The Flathead River Valley, 158,000 hectares of wilderness located in B.C.’s Southern Rockies, is one of the most biologically diverse places on earth. It can be compared to Africa’s Serengeti for its richness of plant species as more than 1,000 wildflower species alone. Water in the Flathead River is so pure that scientists use it as a benchmark by which to measure water quality in rivers around the world.
On Friday, March 4th, Residents of Golden and visitors have the chance to learn more about the valley and what is happening right now in terms of conservation at the screening of the Flathead Wild film and multi-media presentation by Wildsight’s Flathead-Southern Rockies Program Manager, Casey Brennan.“B.C.’s Flathead River Valley is a window to our past,” said Brennan. “ Tucked into B.C’s southeast corner, the Flathead is a modern-day Noah’s Ark for many species whose habitat has vanished due to human activity.”

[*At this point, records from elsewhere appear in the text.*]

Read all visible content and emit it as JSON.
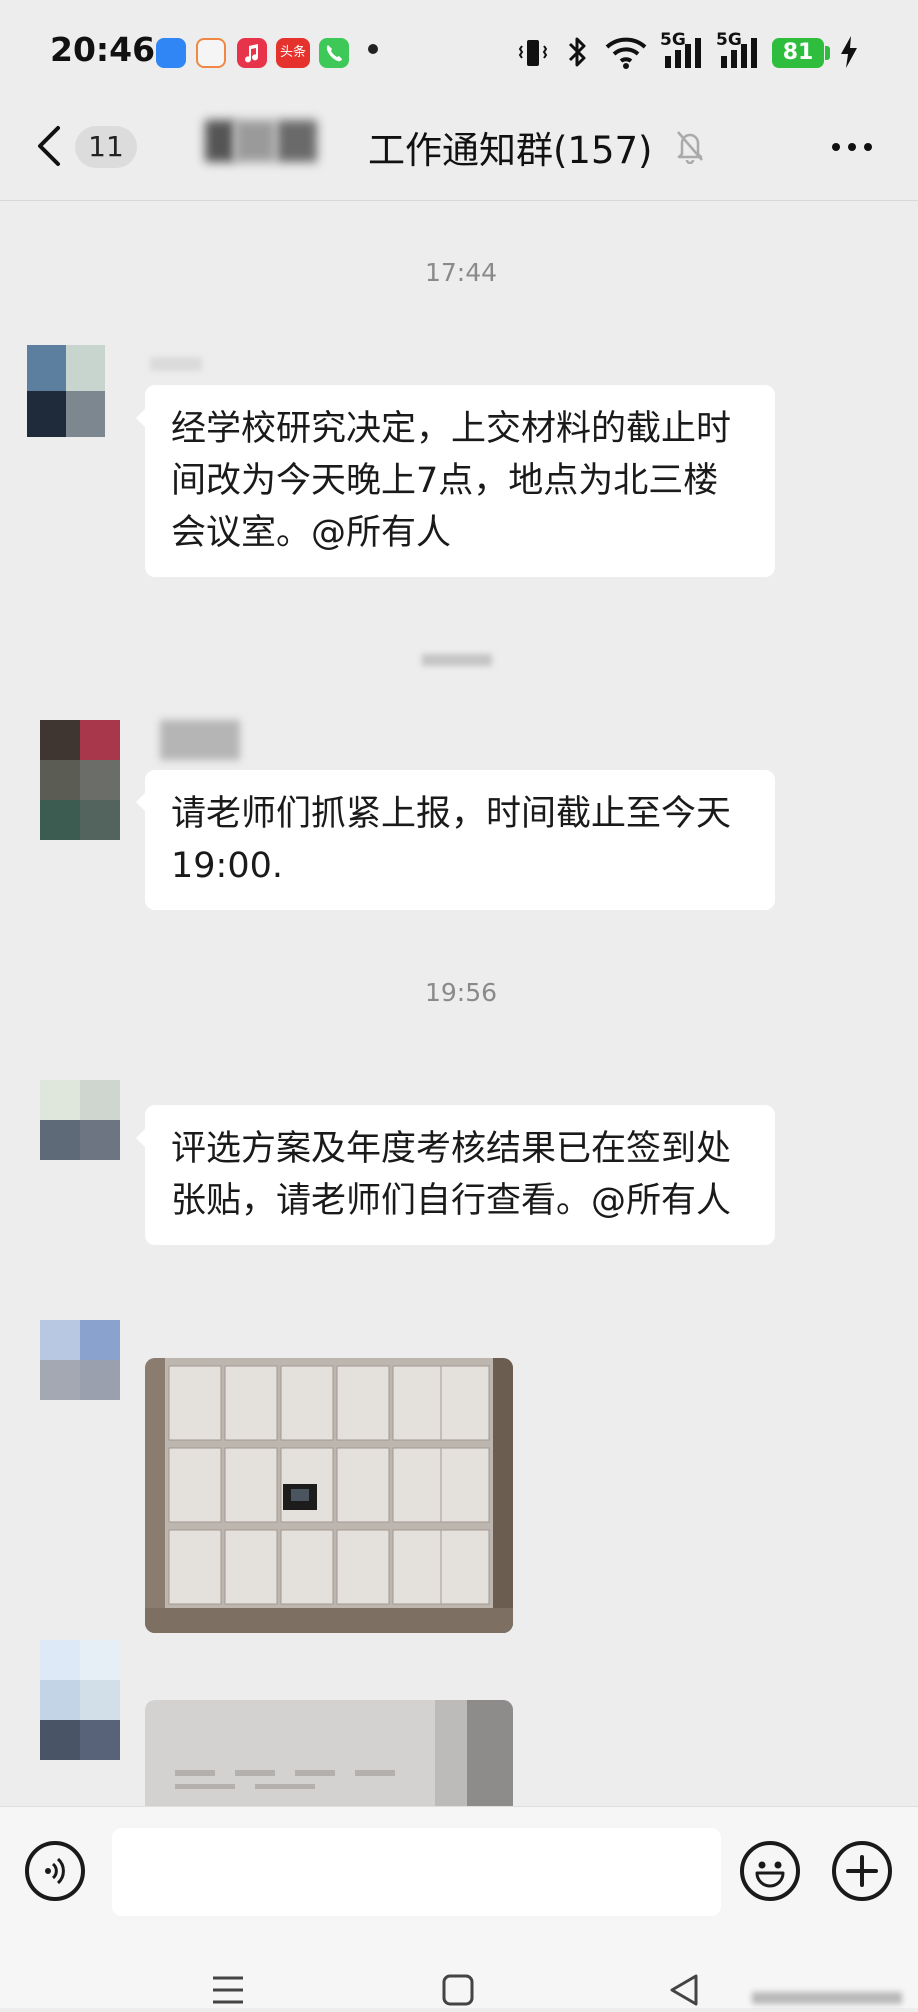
{
  "status_bar": {
    "time": "20:46",
    "app_icons": [
      "browser-icon",
      "photos-icon",
      "music-icon",
      "toutiao-icon",
      "phone-icon"
    ],
    "toutiao_label": "头条",
    "network_1": "5G",
    "network_2": "5G",
    "battery_level": "81",
    "accent": "#2fbd3e"
  },
  "header": {
    "unread_count": "11",
    "chat_title": "工作通知群(157)"
  },
  "chat": {
    "time_1": "17:44",
    "message_1": "经学校研究决定，上交材料的截止时间改为今天晚上7点，地点为北三楼会议室。@所有人",
    "message_2": "请老师们抓紧上报，时间截止至今天19:00.",
    "time_2": "19:56",
    "message_3": "评选方案及年度考核结果已在签到处张贴，请老师们自行查看。@所有人"
  },
  "input_bar": {
    "icons": [
      "voice-icon",
      "emoji-icon",
      "plus-icon"
    ]
  },
  "nav_bar": {
    "icons": [
      "menu-icon",
      "home-icon",
      "back-icon"
    ]
  }
}
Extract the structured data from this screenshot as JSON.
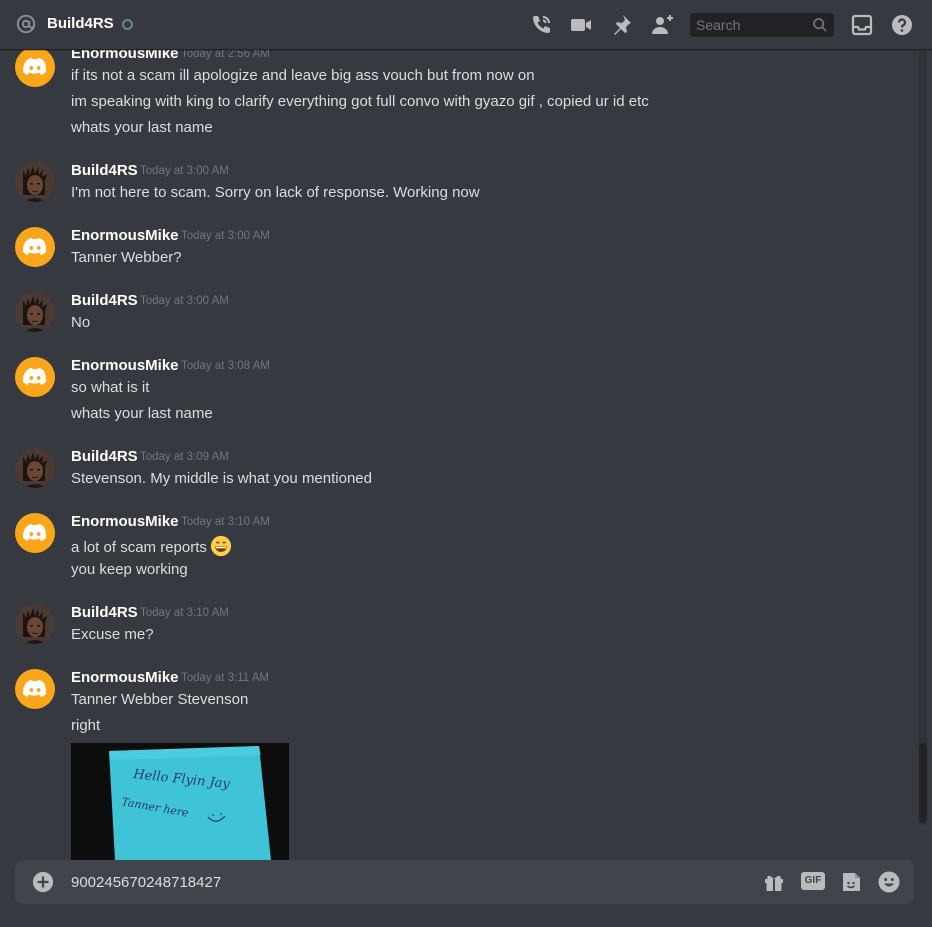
{
  "header": {
    "channel_title": "Build4RS",
    "search": {
      "placeholder": "Search"
    }
  },
  "icons": {
    "at": "at-sign-icon",
    "call": "phone-call-icon",
    "video": "video-call-icon",
    "pin": "pin-icon",
    "add_friend": "add-friend-icon",
    "search": "search-icon",
    "inbox": "inbox-icon",
    "help": "help-icon",
    "attach": "add-attachment-icon",
    "gift": "gift-icon",
    "gif": "gif-icon",
    "sticker": "sticker-icon",
    "emoji": "emoji-icon"
  },
  "colors": {
    "background": "#36393f",
    "header_border": "#202225",
    "discord_avatar": "#faa61a",
    "username": "#ffffff",
    "timestamp": "#72767d",
    "message_text": "#dcddde",
    "composer": "#40444b"
  },
  "messages": [
    {
      "author": "EnormousMike",
      "avatar": "discord-logo-avatar",
      "timestamp": "Today at 2:56 AM",
      "lines": [
        "if its not a scam ill apologize and leave big ass vouch but from now on",
        "im speaking with king to clarify everything got full convo with gyazo gif , copied ur id etc",
        "whats your last name"
      ]
    },
    {
      "author": "Build4RS",
      "avatar": "user-photo-avatar",
      "timestamp": "Today at 3:00 AM",
      "lines": [
        "I'm not here to scam. Sorry on lack of response. Working now"
      ]
    },
    {
      "author": "EnormousMike",
      "avatar": "discord-logo-avatar",
      "timestamp": "Today at 3:00 AM",
      "lines": [
        "Tanner Webber?"
      ]
    },
    {
      "author": "Build4RS",
      "avatar": "user-photo-avatar",
      "timestamp": "Today at 3:00 AM",
      "lines": [
        "No"
      ]
    },
    {
      "author": "EnormousMike",
      "avatar": "discord-logo-avatar",
      "timestamp": "Today at 3:08 AM",
      "lines": [
        "so what is it",
        "whats your last name"
      ]
    },
    {
      "author": "Build4RS",
      "avatar": "user-photo-avatar",
      "timestamp": "Today at 3:09 AM",
      "lines": [
        "Stevenson. My middle is what you mentioned"
      ]
    },
    {
      "author": "EnormousMike",
      "avatar": "discord-logo-avatar",
      "timestamp": "Today at 3:10 AM",
      "lines": [
        "a lot of scam reports",
        "you keep working"
      ],
      "emoji": "grinning-face-emoji"
    },
    {
      "author": "Build4RS",
      "avatar": "user-photo-avatar",
      "timestamp": "Today at 3:10 AM",
      "lines": [
        "Excuse me?"
      ]
    },
    {
      "author": "EnormousMike",
      "avatar": "discord-logo-avatar",
      "timestamp": "Today at 3:11 AM",
      "lines": [
        "Tanner Webber Stevenson",
        "right"
      ],
      "attachment": {
        "kind": "photo-of-handwritten-note",
        "handwriting_line1": "Hello Flyin Jay",
        "handwriting_line2": "Tanner here"
      }
    }
  ],
  "composer": {
    "value": "900245670248718427",
    "gif_label": "GIF"
  }
}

National Geographic magazine classifies the area as “one of the most diverse and ecologically intact natural ecosystems in the temperate zones of the world.”
Last year a great first step was taken to ensure one of the most important wilderness corridors on the planet stays intact. The BC government declared the entire Flathead River Valley off limits to inappropriate mining and oil and gas development. This declaration must be made permanent through legislation to help secure Flathead protection.
Sierra Club BC, the Canadian Parks and Wilderness Society and Wildsight are calling for B.C. to follow the lead of Alberta and Montana and agree to a national park in the southeastern one-third of the Flathead, to fill in the missing piece of Waterton-Glacier International Peace Park.
The groups are also calling for a Wildlife Management Area in the rest of the Flathead Valley and adjoining habitat, in keeping with recommendations made last year by a World Heritage Committee mission to the Flathead.
Conservation groups believe that logging, grizzly trophy hunting, quarrying and increased road access all continue to threaten the Flathead.
Brennan’s presentation will focus on the efforts to protect and connect the Flathead River Valley and BC’s Southern Rockies. The presentation will take place on Friday, March 4th at 7 pm at the Kicking Horse River Lodge. Admission is by donation. The Bugaboo Café will be open at 6 pm for light dinner and drinks.